Monday, 15 June 2009

Addison's Disease/Adrenal Insufficiency

Ok here we go.

What is it?
Addison's disease was discovered by Dr Addison in 1855. It is a rare condition affecting mainly, but not exclusively, people between the ages of 20-50.
Right, we should all know that we have 2 kidneys. On each kidney sits an Adrenal gland. The adrenal gland is a bit like a Cadbury's creme egg. For example the chocolate is the cortex and the soft fondant centre (yum yum) is the medulla. Cells in the cortex produce hormones called Aldosterone and Cortisol. Together they help to control/regulate the blood pressure, regulate salts in the blood stream and help regulate the immune system. They also help balance the effect of insulin in regulating blood sugar and helps the body respond to stress. The cells in the medulla produce adrenaline and noradrenaline which have various actions throughout the body.
Now in Addison's and adrenal insufficiency the adrenal glands produce little or none of the above hormones. I think I'm right in saying that Addison's is known as primary insufficiency. Now just to complicate things there is a secondary insufficiency. Lying under our brain we have the Pituitary gland. This produces a hormone called ACTH which controls the amount of cortisol produced in the adrenal glands. With me so far? Good.

There are many reasons why we may fail to produce these hormones:
Primary Insufficiency:
Addison's ( >80% of cases), surgical removal, trauma, Infections (TB/HIV etc) and cancer. There are more.

Secondary Insufficiency:
Congenital, trauma, surgery, radiography, cancer, long term steroid use for other conditions and tumours of the pituitary gland. Again there are more.

What ever the cause these patients require life long steroid treatment. They do this by taking oral steroid tablets every day.

What's a Crisis?

Basically anyone who has the above conditions and for whatever reason are unable to keep their oral steroids down or is affected by other factors that increase the body's natural demand for cortisol such as trauma, stress etc. If someone is having surgery then the surgeon usually has to ensure the patient will have enough steroid cover for the procedure. This helps the body cope with the extra stress.

There are many causes of a crisis such as infection/ tummy bugs, stress, trauma and any form of serious illness. If patients vomit or become unwell then they usually double up on their own steroid tablets and if necessary give themselves a hydrocortisone injection. Not everyone is given a home injection kit though. A lot of sufferers manage their condition extremely well even if they start to feel a crisis coming on. Once they feel better then they will slowly wean themselves off the higher steroid doses and back on to their normal dose.
Sometimes people become very ill very quickly and are unable to keep their tablets down. That's when they need an injection. That's when we come in.

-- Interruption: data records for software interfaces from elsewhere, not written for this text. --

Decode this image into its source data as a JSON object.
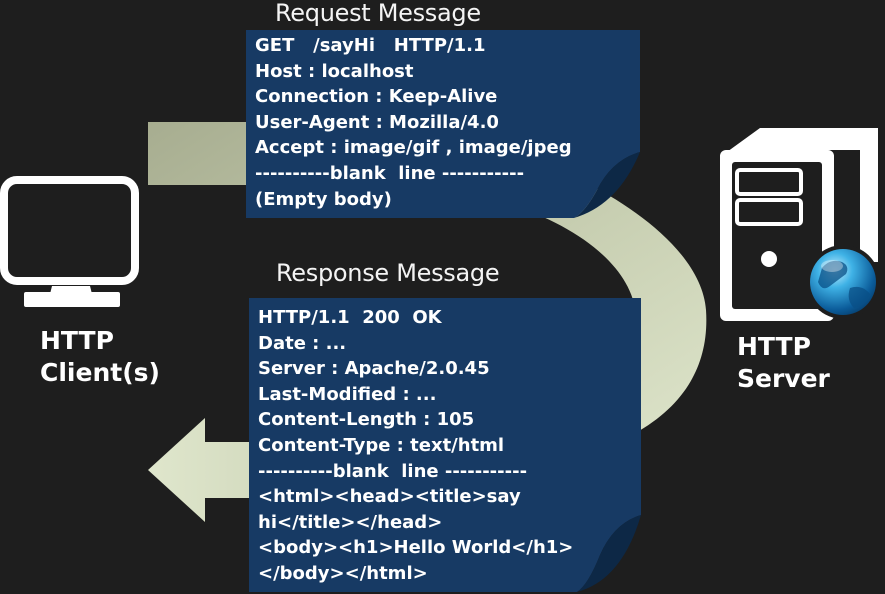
{
  "request": {
    "title": "Request Message",
    "lines": [
      "GET   /sayHi   HTTP/1.1",
      "Host : localhost",
      "Connection : Keep-Alive",
      "User-Agent : Mozilla/4.0",
      "Accept : image/gif , image/jpeg",
      "----------blank  line -----------",
      "(Empty body)"
    ]
  },
  "response": {
    "title": "Response Message",
    "lines": [
      "HTTP/1.1  200  OK",
      "Date : ...",
      "Server : Apache/2.0.45",
      "Last-Modified : ...",
      "Content-Length : 105",
      "Content-Type : text/html",
      "----------blank  line -----------",
      "<html><head><title>say",
      "hi</title></head>",
      "<body><h1>Hello World</h1>",
      "</body></html>"
    ]
  },
  "client": {
    "label_line1": "HTTP",
    "label_line2": "Client(s)",
    "icon": "monitor-icon"
  },
  "server": {
    "label_line1": "HTTP",
    "label_line2": "Server",
    "icon": "server-tower-icon",
    "badge_icon": "globe-icon"
  },
  "colors": {
    "background": "#1e1e1e",
    "card": "#173a64",
    "arrow": "#c9d4b4",
    "text": "#ffffff"
  }
}
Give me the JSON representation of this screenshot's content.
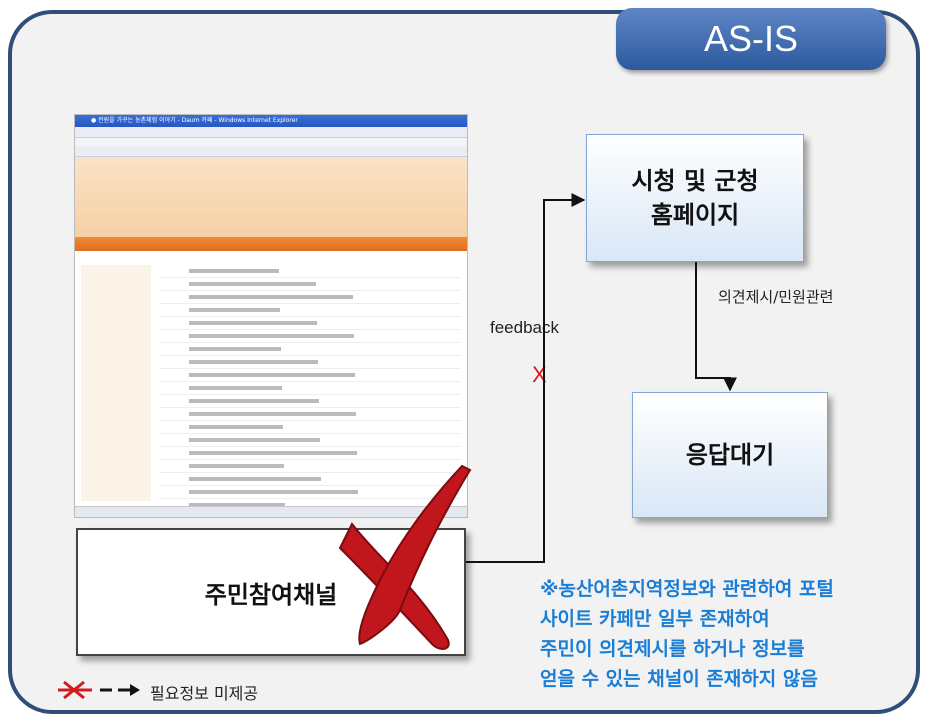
{
  "badge": {
    "label": "AS-IS"
  },
  "screenshot": {
    "window_title": "● 전원을 가꾸는 농촌체험 이야기 - Daum 카페 - Windows Internet Explorer"
  },
  "boxes": {
    "city_homepage": "시청 및 군청\n홈페이지",
    "waiting": "응답대기",
    "resident_channel": "주민참여채널"
  },
  "labels": {
    "opinion": "의견제시/민원관련",
    "feedback": "feedback",
    "x_mark": "X"
  },
  "note": "※농산어촌지역정보와 관련하여 포털\n  사이트 카페만 일부 존재하여\n  주민이 의견제시를 하거나 정보를\n  얻을 수 있는 채널이 존재하지 않음",
  "legend": {
    "label": "필요정보 미제공"
  },
  "colors": {
    "frame": "#2f4f7a",
    "badge": "#3e6db3",
    "note": "#1a7ed6",
    "x_red": "#d41a1a"
  }
}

People may feel weak, dizzy, have a low blood pressure, rapid pulse and sometimes a low blood sugar. People can have seizures and become unconscious. If left untreated death will occur. It is a potentially life threatening condition. On the outside it could be just someone vomiting but when you find out they have Addison's (and understand the problems that causes) it changes the game somewhat. Be aware, not every one will present with the classic signs of shock. If they can't keep oral steroids down they need Hydrocortisone. The aim is to prevent a crisis not just to treat it when it comes along.

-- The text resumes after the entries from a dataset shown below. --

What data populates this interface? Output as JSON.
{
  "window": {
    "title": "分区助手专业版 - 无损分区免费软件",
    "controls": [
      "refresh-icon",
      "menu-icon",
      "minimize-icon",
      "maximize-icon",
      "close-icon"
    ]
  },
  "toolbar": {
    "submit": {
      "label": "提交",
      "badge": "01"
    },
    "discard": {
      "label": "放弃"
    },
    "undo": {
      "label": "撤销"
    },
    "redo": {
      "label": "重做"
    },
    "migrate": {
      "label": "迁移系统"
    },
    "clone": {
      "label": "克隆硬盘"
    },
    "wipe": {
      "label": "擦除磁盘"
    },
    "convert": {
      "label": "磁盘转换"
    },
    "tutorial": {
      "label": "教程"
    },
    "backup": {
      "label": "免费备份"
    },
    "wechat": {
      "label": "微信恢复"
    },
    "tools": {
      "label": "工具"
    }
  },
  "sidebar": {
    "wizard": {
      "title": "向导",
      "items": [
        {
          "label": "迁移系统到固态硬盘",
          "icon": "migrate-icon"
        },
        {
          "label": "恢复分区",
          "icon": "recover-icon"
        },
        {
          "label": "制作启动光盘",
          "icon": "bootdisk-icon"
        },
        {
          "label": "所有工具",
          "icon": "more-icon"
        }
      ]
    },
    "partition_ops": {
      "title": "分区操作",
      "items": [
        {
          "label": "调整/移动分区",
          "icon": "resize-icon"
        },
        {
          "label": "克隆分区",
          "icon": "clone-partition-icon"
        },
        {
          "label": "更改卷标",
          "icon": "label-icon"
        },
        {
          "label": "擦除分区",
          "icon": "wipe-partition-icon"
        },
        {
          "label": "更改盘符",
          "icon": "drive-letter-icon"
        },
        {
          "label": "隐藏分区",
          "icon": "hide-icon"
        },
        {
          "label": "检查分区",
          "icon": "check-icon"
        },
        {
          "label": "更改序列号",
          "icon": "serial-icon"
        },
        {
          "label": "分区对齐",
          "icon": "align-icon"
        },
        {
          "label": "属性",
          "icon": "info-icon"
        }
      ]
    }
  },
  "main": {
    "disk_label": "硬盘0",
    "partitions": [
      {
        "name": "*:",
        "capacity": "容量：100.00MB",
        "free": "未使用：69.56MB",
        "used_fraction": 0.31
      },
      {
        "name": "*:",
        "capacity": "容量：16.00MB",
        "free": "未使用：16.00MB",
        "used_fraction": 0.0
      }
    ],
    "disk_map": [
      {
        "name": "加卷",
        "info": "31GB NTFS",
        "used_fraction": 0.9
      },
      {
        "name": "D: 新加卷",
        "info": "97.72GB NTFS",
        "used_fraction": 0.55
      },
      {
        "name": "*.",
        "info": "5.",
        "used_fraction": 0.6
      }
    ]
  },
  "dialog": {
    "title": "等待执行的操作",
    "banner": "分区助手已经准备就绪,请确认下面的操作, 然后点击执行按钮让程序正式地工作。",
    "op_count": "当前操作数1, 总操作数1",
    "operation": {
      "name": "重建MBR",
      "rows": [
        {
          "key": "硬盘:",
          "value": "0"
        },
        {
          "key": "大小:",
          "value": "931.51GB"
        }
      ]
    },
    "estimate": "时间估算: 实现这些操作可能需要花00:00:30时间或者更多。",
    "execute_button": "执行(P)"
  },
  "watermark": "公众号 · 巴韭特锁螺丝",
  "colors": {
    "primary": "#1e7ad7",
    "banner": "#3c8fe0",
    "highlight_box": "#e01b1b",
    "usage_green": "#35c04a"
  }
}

There are some good websites that explain the condition far better than I have. All you have to do is GOOGLE ADDISON'S DISEASE and go from there.

It's amazing reading some of the patients's stories from a few years ago and you will see that back then hardly any ambulance staff knew anything of Addison's. We didn't have Hydrocortisone (HYC) back then. Well we do now which is a step in the right direction.

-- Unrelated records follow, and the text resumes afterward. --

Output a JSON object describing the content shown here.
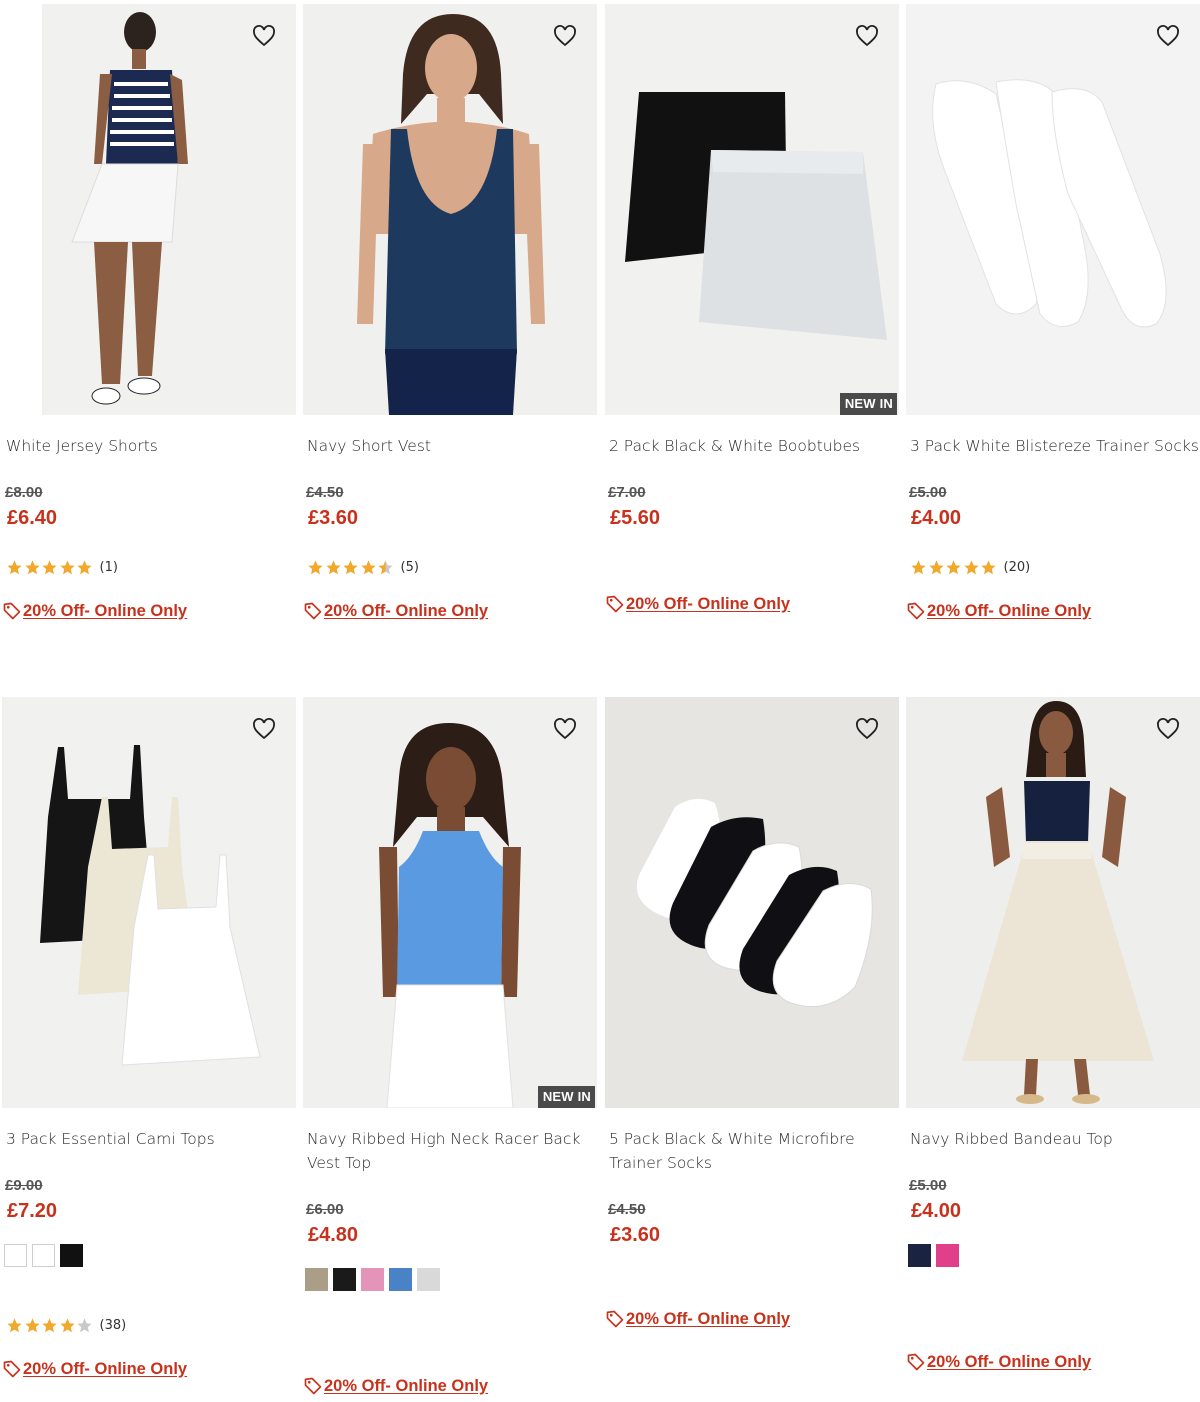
{
  "colors": {
    "accent": "#c8321c",
    "star": "#f0a92a",
    "badge": "#4a4a4a"
  },
  "products": [
    {
      "name": "White Jersey Shorts",
      "was_price": "£8.00",
      "now_price": "£6.40",
      "rating": 5,
      "review_count": "(1)",
      "promo": "20% Off- Online Only",
      "badge": ""
    },
    {
      "name": "Navy Short Vest",
      "was_price": "£4.50",
      "now_price": "£3.60",
      "rating": 4.5,
      "review_count": "(5)",
      "promo": "20% Off- Online Only",
      "badge": ""
    },
    {
      "name": "2 Pack Black & White Boobtubes",
      "was_price": "£7.00",
      "now_price": "£5.60",
      "rating": null,
      "review_count": "",
      "promo": "20% Off- Online Only",
      "badge": "NEW IN"
    },
    {
      "name": "3 Pack White Blistereze Trainer Socks",
      "was_price": "£5.00",
      "now_price": "£4.00",
      "rating": 5,
      "review_count": "(20)",
      "promo": "20% Off- Online Only",
      "badge": ""
    },
    {
      "name": "3 Pack Essential Cami Tops",
      "was_price": "£9.00",
      "now_price": "£7.20",
      "rating": 4,
      "review_count": "(38)",
      "promo": "20% Off- Online Only",
      "badge": "",
      "swatches": [
        "#ffffff",
        "#ffffff",
        "#111111"
      ]
    },
    {
      "name": "Navy Ribbed High Neck Racer Back Vest Top",
      "was_price": "£6.00",
      "now_price": "£4.80",
      "rating": null,
      "review_count": "",
      "promo": "20% Off- Online Only",
      "badge": "NEW IN",
      "swatches": [
        "#aa9e86",
        "#1a1a1a",
        "#e394b8",
        "#4a82c6",
        "#d9d9d9"
      ]
    },
    {
      "name": "5 Pack Black & White Microfibre Trainer Socks",
      "was_price": "£4.50",
      "now_price": "£3.60",
      "rating": null,
      "review_count": "",
      "promo": "20% Off- Online Only",
      "badge": ""
    },
    {
      "name": "Navy Ribbed Bandeau Top",
      "was_price": "£5.00",
      "now_price": "£4.00",
      "rating": null,
      "review_count": "",
      "promo": "20% Off- Online Only",
      "badge": "",
      "swatches": [
        "#1a2340",
        "#e0408a"
      ]
    }
  ]
}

Some advice though. Make sure you have a medic alert bracelet or some other obvious means of letting us know that you have this condition. If you are an Ambulance Technician (and you can't give HYC) use common sense and ring A/E to get permission to administer it IM. You may just save someones life. Actually I don't know why Techs can't give it nationally, it comes under the same drugs act that covers Glucagen, Adrenaline and Narcan (which enables techs to give these drugs in the first place) All UK Paramedics can now give it IV/IM and where I work via the IO route.

Hope this has helped. I'm waffling now so I'll sign off. Byeeee.

1 comment:

Chris T said...

I know I'm late in responding, but I just discovered your blog. I was diagnosed with secondary adrenal insufficiency 1 1/2 years ago caused by autoimmune pituitary destruction. I have to say you gave the most informative, brief, to the point run-down of the disease I've seen or heard so far. You kept it simple and easy to understand while focusing on the importance of early treatment in order to prevent a crisis. I've had 2 and they are quite scary. I want to add that one of the symptoms is severe lethargy that can lead to coma. You're a wonderful writer. Thank you for addressing this mostly misunderstood disease.